Mighty Ninety missileer selected to attend elite program

  • Published
  • By Terry Higgins
  • 90 Missile Wing Public Affairs

First Lt. Megan Willey, 321st Missile Squadron, missile combat crew commander, was recently accepted to attend the Army-Baylor Physical Therapy program.


Acceptance into the program and the opportunity to become a physical therapist is the fulfillment of a longtime personal goal, said Willey.


“I was first introduced to physical therapy by a sports injury in high school, and it really became a focus in college,” Willey said.

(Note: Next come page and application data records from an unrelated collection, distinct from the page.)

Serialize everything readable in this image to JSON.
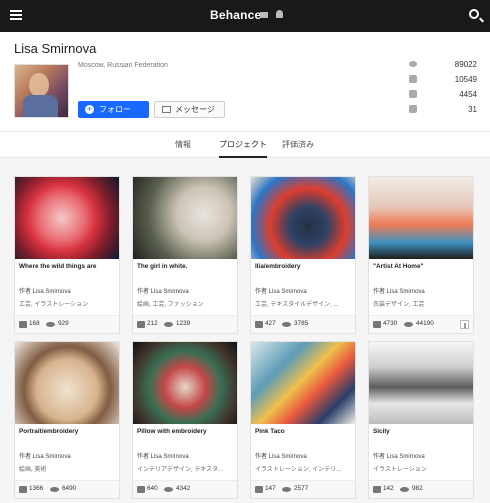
{
  "topbar": {
    "brand": "Behance"
  },
  "profile": {
    "name": "Lisa Smirnova",
    "location": "Moscow, Russian Federation",
    "follow_label": "フォロー",
    "message_label": "メッセージ",
    "stats": [
      "89022",
      "10549",
      "4454",
      "31"
    ]
  },
  "tabs": [
    {
      "label": "情報"
    },
    {
      "label": "プロジェクト"
    },
    {
      "label": "評価済み"
    }
  ],
  "cards": [
    {
      "title": "Where the wild things are",
      "author": "作者 Lisa Smirnova",
      "category": "工芸, イラストレーション",
      "likes": "168",
      "views": "929"
    },
    {
      "title": "The girl in white.",
      "author": "作者 Lisa Smirnova",
      "category": "絵画, 工芸, ファッション",
      "likes": "212",
      "views": "1239"
    },
    {
      "title": "Ilia/embroidery",
      "author": "作者 Lisa Smirnova",
      "category": "工芸, テキスタイルデザイン, ...",
      "likes": "427",
      "views": "3785"
    },
    {
      "title": "\"Artist At Home\"",
      "author": "作者 Lisa Smirnova",
      "category": "衣装デザイン, 工芸",
      "likes": "4730",
      "views": "44190"
    },
    {
      "title": "Portrait/embroidery",
      "author": "作者 Lisa Smirnova",
      "category": "絵画, 美術",
      "likes": "1366",
      "views": "6490"
    },
    {
      "title": "Pillow with embroidery",
      "author": "作者 Lisa Smirnova",
      "category": "インテリアデザイン, テキスタ...",
      "likes": "640",
      "views": "4342"
    },
    {
      "title": "Pink Taco",
      "author": "作者 Lisa Smirnova",
      "category": "イラストレーション, インテリ...",
      "likes": "147",
      "views": "2577"
    },
    {
      "title": "Sicily",
      "author": "作者 Lisa Smirnova",
      "category": "イラストレーション",
      "likes": "142",
      "views": "982"
    }
  ]
}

She is drawn to the field for a number of reasons, but Willey feels her strongest attraction to physical therapy is likely the need for interpersonal skills combined with strong medical knowledge.

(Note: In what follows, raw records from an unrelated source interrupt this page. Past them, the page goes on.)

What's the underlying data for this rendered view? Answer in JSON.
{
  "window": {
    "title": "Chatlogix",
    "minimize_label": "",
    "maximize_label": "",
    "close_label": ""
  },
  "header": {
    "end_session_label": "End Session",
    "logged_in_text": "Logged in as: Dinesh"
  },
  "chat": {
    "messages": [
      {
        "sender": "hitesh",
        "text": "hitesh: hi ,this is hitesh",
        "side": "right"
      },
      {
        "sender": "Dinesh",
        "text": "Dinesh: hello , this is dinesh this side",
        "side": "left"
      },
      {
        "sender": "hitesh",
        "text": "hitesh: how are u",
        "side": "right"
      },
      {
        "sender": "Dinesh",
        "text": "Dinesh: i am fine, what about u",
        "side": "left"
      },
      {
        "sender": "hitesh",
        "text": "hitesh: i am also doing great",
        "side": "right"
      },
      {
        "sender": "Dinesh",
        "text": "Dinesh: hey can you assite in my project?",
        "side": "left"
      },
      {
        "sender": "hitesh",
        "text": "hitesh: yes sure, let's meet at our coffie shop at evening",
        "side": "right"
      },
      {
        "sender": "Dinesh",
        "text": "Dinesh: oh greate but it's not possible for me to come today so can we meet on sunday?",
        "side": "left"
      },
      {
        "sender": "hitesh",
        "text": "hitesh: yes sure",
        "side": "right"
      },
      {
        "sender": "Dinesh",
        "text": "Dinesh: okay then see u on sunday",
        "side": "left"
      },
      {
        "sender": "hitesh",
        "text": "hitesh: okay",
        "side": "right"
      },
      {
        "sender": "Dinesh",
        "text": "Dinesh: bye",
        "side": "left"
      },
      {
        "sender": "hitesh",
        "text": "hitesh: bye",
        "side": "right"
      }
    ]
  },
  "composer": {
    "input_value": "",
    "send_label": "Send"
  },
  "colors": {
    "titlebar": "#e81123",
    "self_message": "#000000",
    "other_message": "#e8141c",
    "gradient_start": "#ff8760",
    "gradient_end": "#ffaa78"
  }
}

“You have to know the ins-and-outs of the human body,” Willey said. “You also have to connect with people and motivate them to do their exercises on time and in a way to help them through the healing process that’s personal and for some people very emotional depending on the type of injury.”


Willey commissioned into the Air Force in May 2014, and she is a graduate of the University of North Carolina. One of the major forces that drove her toward joining the Air Force is the devotion she admired in her mother, according to Willey. Her mother was on active duty for five years, stationed at Wright Patterson Air Force Base. She then served as a member of the Air Force Reserves for eighteen years as an acquisitions officer, retiring as a lieutenant colonel.

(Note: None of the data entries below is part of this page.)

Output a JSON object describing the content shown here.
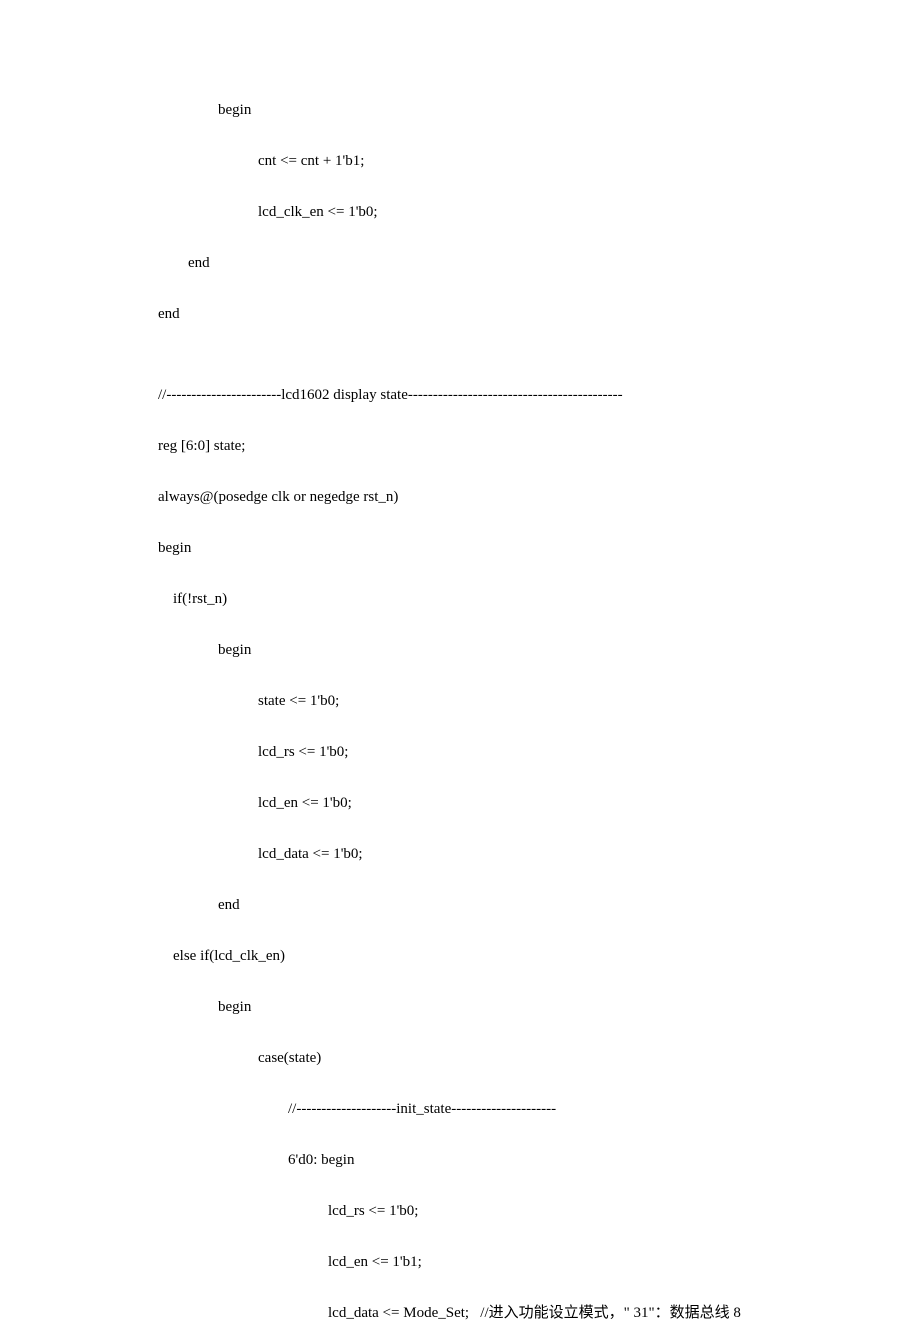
{
  "code": {
    "l01": "begin",
    "l02": "cnt <= cnt + 1'b1;",
    "l03": "lcd_clk_en <= 1'b0;",
    "l04": "end",
    "l05": "end",
    "l06": "",
    "l07": "//-----------------------lcd1602 display state-------------------------------------------",
    "l08": "reg [6:0] state;",
    "l09": "always@(posedge clk or negedge rst_n)",
    "l10": "begin",
    "l11": "    if(!rst_n)",
    "l12": "begin",
    "l13": "state <= 1'b0;",
    "l14": "lcd_rs <= 1'b0;",
    "l15": "lcd_en <= 1'b0;",
    "l16": "lcd_data <= 1'b0;",
    "l17": "end",
    "l18": "    else if(lcd_clk_en)",
    "l19": "begin",
    "l20": "case(state)",
    "l21": "//--------------------init_state---------------------",
    "l22": "6'd0: begin",
    "l23": "lcd_rs <= 1'b0;",
    "l24": "lcd_en <= 1'b1;",
    "l25": "lcd_data <= Mode_Set;   //进入功能设立模式，\" 31\"：数据总线 8"
  }
}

“My mother was very inspirational to me, to have worked in the reserves while remaining flexible and providing for her family,” Willey said.


Willey has been stationed at F.E. Warren for approximately two years, arriving in December 2014. She attended training for two months and executed her first alert in February 2015. 


Willey explained one of the biggest challenges that was hard to overcome was the initial surprise of being told she was going to be a missileer. A common response from others would be an apology that she had received the duty. In her opinion, the original concept of missile duties is skewed, due to common misconceptions of the duty. Willey aspires to improve this image to others on a daily basis and while she is completing her physical therapy program.   


In addition to being selected into this elite program, Willey has won various awards including, 321st Combat Crew for the 4th quarter of 2016, and Combat Crew of the Year at the squadron and group levels.


“She is an absolute superstar in my squadron,” said Lt. Colonel Johnny Galbert, 321st Missile Squadron commander.